William Leonard Pickard got "Who Got Einstein's Office and he absolutely loved it he said.Published 10 days ago by freelin simpkins
Who Got Einstein's Office: Eccentricity and Genius at the Princeton Institute for Advanced Study is a fascinating account of Albert Einstein's time at the hallowed institute - and... Read morePublished on October 16, 2012 by Martina A. Nicolls
Ed Regis' book is a nice account of the scientists and intellectuals associated with the Institute for Advanced Studies (IAS) at Princeton. Read morePublished on August 5, 2012 by Pichierri Fabio
The title was very catchy, and with the photos of 4 geniuses - Einstein, Goedel, von Neumann, and Oppenheimer - on the cover one could be pardoned for having high expectations from... Read morePublished on September 1, 2011 by V. Srinivasa Raghavan

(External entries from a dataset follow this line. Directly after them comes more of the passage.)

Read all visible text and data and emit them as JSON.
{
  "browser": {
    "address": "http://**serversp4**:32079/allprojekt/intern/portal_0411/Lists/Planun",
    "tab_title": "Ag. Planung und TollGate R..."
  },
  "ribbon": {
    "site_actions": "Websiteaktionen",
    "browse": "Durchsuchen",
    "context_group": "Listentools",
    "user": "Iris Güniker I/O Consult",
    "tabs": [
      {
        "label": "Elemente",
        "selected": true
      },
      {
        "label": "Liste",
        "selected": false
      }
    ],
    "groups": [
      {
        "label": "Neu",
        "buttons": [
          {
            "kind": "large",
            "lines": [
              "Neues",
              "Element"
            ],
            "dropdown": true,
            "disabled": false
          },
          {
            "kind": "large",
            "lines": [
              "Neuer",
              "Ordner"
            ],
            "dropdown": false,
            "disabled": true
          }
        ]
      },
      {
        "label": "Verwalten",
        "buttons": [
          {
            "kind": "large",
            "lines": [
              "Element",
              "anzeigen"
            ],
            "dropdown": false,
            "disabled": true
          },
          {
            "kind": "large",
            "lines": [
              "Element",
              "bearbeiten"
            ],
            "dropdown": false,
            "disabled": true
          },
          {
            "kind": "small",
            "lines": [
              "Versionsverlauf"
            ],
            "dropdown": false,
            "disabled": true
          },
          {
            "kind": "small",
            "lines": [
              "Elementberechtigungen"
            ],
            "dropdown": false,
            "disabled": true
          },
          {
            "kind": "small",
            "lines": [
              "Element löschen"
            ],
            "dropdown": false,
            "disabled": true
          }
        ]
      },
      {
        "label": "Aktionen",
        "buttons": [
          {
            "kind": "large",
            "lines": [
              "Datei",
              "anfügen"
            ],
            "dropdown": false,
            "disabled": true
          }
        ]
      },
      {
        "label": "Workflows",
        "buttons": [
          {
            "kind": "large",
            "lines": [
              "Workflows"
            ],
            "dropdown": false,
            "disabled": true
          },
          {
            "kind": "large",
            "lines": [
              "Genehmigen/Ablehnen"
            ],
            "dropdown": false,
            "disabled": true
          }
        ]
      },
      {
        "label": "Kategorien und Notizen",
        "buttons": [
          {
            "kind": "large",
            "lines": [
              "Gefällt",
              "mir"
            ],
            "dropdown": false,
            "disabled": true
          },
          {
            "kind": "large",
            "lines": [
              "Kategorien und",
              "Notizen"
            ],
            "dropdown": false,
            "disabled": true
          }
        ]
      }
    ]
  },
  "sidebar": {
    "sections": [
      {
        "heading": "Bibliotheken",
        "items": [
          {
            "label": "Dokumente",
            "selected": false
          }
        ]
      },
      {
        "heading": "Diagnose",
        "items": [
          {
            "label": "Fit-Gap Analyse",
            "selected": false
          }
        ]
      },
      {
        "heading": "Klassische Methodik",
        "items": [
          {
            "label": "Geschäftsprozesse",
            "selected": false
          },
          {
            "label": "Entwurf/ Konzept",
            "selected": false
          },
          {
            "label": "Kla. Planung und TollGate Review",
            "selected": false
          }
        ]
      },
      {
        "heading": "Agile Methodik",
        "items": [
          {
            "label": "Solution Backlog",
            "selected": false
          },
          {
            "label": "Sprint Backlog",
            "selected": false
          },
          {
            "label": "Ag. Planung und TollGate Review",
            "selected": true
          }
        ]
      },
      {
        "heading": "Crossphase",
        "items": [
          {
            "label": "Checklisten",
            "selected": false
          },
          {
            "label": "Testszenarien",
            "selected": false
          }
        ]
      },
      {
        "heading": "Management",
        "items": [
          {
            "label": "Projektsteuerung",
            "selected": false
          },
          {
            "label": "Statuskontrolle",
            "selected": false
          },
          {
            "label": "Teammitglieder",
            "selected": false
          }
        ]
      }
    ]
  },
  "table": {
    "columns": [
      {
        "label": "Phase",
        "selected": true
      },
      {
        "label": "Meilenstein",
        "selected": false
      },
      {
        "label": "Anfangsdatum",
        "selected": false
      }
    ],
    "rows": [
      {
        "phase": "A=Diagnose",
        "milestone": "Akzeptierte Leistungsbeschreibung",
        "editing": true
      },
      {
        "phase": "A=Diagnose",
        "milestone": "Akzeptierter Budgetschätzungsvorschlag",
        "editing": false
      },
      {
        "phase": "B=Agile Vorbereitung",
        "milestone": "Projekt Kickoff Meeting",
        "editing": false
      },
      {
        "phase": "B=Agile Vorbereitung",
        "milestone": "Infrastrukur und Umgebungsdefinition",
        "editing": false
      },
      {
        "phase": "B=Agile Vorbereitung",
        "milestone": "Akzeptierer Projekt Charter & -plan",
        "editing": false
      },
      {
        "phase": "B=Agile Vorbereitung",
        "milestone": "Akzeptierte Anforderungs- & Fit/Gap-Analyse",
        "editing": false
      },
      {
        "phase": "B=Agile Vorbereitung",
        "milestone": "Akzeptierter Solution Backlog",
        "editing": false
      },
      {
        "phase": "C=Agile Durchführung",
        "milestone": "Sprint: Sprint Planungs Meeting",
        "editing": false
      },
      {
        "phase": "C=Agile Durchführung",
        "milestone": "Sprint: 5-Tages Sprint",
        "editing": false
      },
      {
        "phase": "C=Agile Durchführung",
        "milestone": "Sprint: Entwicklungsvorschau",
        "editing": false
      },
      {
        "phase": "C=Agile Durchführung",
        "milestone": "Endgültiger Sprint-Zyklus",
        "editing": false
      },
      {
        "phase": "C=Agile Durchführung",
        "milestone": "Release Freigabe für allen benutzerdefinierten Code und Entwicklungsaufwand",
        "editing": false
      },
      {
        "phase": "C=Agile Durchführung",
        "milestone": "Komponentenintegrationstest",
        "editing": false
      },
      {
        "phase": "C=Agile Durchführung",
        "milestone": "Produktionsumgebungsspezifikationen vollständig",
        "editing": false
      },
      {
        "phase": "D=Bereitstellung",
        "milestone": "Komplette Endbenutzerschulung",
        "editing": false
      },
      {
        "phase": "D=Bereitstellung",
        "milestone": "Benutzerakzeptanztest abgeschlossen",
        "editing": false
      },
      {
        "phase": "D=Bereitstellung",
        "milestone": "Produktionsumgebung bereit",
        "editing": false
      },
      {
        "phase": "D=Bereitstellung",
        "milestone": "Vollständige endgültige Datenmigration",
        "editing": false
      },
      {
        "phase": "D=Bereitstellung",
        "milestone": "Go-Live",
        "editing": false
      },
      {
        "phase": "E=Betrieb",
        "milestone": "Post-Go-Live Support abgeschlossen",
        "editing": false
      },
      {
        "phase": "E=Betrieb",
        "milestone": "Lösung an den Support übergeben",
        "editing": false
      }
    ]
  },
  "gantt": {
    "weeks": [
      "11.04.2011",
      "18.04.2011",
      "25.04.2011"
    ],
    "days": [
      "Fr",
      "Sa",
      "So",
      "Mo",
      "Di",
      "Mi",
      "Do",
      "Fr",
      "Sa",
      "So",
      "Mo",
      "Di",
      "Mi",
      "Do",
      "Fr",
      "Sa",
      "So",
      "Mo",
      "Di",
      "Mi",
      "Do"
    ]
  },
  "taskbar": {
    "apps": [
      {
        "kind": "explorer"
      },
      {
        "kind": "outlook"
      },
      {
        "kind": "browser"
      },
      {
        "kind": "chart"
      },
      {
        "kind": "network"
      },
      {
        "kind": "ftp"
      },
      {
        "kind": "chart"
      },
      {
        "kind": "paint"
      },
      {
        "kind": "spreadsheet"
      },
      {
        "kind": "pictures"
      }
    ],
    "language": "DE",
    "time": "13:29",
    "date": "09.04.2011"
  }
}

I confess that I only read two chapters of this book before I decided that it was all that I could take. Read morePublished on August 28, 2006 by lector avidus
I'm surprised I didn't know about this book sooner. It was published in 1988 and definitely deserves to be better known. Read morePublished on June 5, 2003 by Magellan
A fine history of The Institute For Advanced Study, endowed as a place that would "permit a haven where scholars and scientists may regard the world and its phenomena as their... Read morePublished on April 30, 2002 by Former Rater
If you are interested in what happened in the 20th century in science, technology, and ultimately history, then you will want to know what happened at the Institute for Advanced... Read morePublished on July 17, 1999